WORK ITEM: Scan the records for the string "JSON" and copy every line that holds it.

Dataset entries:
★ ★ ★ ★ ★ ★ ★

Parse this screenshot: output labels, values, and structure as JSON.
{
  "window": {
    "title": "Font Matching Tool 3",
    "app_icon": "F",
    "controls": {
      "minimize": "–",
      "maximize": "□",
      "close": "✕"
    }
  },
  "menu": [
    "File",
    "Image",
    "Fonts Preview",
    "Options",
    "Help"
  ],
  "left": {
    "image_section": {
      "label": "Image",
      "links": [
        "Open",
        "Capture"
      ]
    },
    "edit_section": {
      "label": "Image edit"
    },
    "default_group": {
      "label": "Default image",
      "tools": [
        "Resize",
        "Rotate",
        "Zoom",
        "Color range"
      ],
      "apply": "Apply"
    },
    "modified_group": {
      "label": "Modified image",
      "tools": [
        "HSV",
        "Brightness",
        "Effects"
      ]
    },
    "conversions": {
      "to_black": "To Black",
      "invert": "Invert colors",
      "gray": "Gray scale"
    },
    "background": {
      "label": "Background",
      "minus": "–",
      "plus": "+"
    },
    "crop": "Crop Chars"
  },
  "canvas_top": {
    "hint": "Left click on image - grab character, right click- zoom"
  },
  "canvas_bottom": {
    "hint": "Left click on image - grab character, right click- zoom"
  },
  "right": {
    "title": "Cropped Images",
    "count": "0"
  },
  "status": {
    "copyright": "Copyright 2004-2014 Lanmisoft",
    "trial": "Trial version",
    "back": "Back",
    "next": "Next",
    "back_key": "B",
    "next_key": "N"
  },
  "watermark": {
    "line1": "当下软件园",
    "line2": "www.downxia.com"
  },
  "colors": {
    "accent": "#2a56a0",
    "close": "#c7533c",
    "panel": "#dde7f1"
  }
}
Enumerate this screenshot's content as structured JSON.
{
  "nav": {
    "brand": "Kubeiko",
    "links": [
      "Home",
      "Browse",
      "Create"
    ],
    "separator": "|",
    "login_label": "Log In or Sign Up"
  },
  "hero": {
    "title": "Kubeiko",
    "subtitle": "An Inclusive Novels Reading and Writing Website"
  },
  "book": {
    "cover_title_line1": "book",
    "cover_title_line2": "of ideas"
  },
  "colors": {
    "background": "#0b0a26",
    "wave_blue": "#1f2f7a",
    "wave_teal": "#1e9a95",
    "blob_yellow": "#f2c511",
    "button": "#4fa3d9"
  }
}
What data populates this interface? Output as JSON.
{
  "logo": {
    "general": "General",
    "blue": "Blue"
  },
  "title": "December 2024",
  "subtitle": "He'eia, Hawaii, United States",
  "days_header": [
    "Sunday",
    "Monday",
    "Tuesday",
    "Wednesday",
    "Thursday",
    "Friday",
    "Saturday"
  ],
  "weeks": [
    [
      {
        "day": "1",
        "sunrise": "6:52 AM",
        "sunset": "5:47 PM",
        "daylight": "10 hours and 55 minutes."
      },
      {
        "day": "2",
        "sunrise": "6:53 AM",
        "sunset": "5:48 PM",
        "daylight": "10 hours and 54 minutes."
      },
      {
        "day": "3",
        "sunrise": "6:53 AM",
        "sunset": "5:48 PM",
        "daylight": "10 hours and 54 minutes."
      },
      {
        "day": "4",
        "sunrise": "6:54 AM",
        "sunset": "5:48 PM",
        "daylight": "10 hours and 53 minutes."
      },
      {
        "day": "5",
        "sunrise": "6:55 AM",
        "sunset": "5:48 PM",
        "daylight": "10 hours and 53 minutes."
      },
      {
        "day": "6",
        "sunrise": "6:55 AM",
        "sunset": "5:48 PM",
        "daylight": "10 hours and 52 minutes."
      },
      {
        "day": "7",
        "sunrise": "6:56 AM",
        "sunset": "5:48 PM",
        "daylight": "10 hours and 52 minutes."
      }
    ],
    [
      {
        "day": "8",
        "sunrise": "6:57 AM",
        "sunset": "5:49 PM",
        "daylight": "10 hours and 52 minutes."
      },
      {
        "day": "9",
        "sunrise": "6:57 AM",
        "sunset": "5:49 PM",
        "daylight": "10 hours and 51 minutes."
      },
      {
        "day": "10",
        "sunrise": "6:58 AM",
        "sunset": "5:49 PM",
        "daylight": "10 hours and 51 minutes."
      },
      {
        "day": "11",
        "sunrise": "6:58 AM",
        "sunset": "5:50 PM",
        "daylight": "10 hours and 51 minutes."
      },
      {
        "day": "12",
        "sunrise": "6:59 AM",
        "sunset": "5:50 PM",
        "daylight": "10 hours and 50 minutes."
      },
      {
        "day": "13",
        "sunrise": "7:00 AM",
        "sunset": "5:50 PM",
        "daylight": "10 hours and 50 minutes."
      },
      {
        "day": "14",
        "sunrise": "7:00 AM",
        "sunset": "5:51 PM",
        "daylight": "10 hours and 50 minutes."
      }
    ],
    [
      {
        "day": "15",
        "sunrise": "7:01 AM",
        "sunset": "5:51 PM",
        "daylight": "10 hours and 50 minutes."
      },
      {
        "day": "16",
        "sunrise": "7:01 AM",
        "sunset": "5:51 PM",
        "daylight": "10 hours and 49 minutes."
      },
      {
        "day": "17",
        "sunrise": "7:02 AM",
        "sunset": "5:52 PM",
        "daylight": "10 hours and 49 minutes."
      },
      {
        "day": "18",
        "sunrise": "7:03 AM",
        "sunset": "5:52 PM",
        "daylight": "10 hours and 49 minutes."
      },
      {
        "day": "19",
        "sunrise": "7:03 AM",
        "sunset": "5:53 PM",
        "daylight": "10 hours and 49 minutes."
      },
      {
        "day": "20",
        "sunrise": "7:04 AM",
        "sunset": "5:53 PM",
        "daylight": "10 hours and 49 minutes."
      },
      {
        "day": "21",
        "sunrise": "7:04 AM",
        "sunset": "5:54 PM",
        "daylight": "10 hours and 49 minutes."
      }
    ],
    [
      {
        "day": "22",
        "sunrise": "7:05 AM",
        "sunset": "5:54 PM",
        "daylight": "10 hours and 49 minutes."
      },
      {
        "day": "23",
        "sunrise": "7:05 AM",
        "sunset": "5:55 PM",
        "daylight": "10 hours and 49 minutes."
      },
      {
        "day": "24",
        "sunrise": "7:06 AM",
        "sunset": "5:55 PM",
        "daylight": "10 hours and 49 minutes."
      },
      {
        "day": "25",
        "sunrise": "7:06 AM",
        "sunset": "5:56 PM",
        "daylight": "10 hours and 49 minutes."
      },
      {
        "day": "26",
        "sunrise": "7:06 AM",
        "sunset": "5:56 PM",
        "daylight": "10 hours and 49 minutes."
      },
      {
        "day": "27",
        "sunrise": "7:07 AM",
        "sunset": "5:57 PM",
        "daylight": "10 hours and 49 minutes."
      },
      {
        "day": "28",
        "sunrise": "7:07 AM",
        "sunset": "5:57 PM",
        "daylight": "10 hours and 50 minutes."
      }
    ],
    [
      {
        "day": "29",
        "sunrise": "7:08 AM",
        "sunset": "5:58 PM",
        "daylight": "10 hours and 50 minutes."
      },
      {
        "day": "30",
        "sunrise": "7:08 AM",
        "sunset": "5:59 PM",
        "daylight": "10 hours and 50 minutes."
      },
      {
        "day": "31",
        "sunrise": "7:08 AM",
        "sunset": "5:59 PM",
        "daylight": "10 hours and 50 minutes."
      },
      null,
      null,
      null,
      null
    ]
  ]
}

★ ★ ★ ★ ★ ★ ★

RESULT BELOW:
Parse this screenshot: output labels, values, and structure as JSON.
Enumerate this screenshot's content as structured JSON.
What data populates this interface? Output as JSON.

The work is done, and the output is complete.